Catholics and the Orthodox see the primary repository of divine revelation (in the sense which Protestants call "special revelation", i.e., as distinguished from the revelation embodied in nature) as the Church. The inerrant and inspired Scriptures are the written tradition of the Church (the Church is the New Israel, so this includes the Old Testament), but the Church also expresses divine revelation in liturgy, oral tradition, the Councils and the Magisterium.[note 1] Protestants, on the other hand, tend to find divine revelation primarily in Scripture, though there are some Protestants who think that the Church is the primary respository of revelation, but that this revelation is only found infallibly in the Church's Scriptures.
It is often argued that seeing the Church as primary here makes much sense in light of the fact that the canon of Scripture is defined by the Church.

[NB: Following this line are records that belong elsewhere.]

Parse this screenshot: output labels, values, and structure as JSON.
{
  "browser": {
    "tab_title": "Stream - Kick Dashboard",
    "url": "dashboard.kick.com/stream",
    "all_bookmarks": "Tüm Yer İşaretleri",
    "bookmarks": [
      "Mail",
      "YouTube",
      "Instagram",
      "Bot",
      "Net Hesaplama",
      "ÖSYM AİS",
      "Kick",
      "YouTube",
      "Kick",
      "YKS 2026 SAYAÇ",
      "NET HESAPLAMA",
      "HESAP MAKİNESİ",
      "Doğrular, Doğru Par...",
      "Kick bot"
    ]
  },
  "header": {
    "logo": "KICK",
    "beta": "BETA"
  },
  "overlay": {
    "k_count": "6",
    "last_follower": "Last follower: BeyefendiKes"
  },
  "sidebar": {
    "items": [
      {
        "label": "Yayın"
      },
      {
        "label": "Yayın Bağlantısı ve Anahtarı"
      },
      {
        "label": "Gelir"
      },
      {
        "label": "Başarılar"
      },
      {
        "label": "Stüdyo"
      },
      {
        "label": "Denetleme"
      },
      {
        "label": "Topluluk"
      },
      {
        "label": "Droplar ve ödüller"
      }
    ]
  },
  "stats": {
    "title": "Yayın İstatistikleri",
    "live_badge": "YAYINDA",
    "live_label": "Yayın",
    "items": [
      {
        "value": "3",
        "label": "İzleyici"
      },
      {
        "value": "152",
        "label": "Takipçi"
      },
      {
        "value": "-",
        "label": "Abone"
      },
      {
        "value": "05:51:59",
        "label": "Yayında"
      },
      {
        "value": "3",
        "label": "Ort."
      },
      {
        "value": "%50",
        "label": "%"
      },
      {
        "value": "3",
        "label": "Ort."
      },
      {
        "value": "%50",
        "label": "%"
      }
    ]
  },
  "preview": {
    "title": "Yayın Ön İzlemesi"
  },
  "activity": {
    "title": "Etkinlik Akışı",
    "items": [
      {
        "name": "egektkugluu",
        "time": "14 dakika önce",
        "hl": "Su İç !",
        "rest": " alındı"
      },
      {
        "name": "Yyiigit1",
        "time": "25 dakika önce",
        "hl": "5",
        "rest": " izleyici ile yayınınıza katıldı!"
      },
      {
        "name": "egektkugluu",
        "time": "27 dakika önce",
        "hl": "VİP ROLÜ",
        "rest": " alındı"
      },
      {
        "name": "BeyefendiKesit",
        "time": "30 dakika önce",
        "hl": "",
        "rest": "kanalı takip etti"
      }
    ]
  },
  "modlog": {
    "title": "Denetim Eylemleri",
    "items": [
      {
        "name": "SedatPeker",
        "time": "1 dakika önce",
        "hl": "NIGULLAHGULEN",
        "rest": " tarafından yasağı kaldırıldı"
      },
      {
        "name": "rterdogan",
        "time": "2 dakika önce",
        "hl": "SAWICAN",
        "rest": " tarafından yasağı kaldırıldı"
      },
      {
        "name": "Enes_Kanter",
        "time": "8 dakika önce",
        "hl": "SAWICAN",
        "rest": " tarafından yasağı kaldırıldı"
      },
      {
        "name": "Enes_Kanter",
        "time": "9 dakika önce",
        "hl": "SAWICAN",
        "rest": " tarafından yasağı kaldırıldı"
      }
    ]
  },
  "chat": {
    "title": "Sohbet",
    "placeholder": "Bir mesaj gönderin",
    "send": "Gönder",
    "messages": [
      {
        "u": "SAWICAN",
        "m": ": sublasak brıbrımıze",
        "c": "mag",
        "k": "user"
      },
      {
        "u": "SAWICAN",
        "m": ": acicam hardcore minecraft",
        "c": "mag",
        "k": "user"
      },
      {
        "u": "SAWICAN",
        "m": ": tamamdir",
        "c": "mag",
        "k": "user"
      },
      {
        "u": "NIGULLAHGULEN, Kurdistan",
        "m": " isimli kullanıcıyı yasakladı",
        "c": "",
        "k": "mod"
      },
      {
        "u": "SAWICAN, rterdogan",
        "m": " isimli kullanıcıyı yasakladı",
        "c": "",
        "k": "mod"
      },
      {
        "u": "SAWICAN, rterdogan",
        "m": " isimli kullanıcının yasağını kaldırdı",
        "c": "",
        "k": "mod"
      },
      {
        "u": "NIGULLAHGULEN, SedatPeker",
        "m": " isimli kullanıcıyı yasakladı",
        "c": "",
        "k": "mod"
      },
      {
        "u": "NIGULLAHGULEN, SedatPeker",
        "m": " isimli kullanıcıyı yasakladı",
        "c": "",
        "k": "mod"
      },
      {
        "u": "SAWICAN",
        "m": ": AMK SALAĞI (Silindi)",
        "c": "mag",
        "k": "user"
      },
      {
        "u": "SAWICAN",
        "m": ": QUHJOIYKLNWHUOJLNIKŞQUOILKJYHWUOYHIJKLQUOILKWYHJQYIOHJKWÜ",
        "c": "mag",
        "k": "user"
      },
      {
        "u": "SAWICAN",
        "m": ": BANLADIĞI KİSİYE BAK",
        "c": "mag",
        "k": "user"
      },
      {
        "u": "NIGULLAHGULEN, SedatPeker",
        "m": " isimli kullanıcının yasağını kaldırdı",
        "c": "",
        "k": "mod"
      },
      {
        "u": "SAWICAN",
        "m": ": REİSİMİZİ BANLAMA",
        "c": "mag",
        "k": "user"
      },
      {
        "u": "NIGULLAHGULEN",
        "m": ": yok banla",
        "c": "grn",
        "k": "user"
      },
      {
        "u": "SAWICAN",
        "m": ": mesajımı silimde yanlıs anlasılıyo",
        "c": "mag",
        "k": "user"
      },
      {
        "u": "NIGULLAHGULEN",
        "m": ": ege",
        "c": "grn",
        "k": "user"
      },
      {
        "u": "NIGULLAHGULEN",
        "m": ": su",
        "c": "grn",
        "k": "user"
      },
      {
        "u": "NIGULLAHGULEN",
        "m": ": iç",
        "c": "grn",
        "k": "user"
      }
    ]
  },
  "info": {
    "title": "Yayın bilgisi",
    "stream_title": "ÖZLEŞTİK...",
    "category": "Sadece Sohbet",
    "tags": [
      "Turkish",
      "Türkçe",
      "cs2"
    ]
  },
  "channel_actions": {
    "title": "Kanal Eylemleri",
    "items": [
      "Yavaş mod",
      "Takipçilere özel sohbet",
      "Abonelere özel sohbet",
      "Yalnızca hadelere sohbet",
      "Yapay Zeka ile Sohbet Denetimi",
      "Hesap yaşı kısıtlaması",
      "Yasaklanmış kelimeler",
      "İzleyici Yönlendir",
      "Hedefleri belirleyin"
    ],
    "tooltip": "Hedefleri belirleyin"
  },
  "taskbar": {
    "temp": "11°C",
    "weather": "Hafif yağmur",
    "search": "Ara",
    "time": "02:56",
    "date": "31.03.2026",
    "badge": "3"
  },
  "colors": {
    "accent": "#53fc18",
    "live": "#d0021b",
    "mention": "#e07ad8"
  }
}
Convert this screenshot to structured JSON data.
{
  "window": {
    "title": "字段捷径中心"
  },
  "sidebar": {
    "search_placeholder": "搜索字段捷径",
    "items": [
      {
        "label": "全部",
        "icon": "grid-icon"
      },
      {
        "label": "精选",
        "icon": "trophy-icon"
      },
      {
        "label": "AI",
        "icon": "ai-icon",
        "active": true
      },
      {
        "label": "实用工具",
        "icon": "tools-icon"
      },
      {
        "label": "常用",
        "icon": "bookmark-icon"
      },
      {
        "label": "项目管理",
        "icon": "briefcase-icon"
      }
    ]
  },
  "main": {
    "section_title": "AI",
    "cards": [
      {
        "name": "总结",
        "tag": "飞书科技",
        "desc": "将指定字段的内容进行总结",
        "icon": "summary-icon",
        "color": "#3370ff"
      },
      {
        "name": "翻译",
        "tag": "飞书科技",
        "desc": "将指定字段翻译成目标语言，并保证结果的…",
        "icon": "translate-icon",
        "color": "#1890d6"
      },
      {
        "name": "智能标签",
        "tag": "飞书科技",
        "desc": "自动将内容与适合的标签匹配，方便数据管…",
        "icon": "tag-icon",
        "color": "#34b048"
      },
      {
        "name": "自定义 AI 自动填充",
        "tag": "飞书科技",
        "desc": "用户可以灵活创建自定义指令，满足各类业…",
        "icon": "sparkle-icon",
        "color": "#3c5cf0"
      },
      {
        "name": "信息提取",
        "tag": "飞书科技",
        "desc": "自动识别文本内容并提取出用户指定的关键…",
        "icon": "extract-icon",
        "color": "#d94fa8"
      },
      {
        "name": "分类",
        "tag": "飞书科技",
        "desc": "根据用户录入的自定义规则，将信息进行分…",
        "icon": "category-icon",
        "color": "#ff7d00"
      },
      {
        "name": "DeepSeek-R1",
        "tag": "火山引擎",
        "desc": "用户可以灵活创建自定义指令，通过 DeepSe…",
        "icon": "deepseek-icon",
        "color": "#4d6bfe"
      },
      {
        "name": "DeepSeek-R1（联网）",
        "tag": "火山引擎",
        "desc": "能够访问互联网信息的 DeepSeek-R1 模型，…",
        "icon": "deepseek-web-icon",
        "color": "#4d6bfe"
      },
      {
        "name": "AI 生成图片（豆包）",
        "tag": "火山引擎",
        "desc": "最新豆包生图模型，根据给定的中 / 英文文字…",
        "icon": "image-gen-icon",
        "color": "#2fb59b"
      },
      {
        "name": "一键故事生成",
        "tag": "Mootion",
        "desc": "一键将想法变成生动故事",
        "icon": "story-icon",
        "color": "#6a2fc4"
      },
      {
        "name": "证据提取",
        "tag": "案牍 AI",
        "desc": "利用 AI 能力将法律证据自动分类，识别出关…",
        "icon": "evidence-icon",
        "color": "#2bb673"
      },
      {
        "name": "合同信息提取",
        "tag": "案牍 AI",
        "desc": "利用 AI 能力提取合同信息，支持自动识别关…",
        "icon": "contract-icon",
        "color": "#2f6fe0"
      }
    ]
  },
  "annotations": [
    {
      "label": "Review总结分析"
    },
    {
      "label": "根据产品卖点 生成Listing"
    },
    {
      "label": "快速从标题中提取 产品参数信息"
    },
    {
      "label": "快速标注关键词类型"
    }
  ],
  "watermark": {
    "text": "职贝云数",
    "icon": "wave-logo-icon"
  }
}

Here I want to suggest a different argument. The primary object of our faithful trust is Jesus Christ. But the Church is the mystical body of Christ. In trusting the Church, we are trusting Christ. Seeing revelation as embodied primarily in the Church fits well with the christological focus of our faith. While, of course, the Holy Spirit who inspires the Scriptures is perfectly trustworthy, New Testament faith is primarily a trust in Jesus Christ. Trust is an interpersonal relation, so it makes sense to distinguish the persons of the Trinity in respect of it. Seeing the Church, the mystical body of Christ, united as such by the Holy Spirit, as the primary respository of revelation fits particularly well with the christological nature of our Christian faith.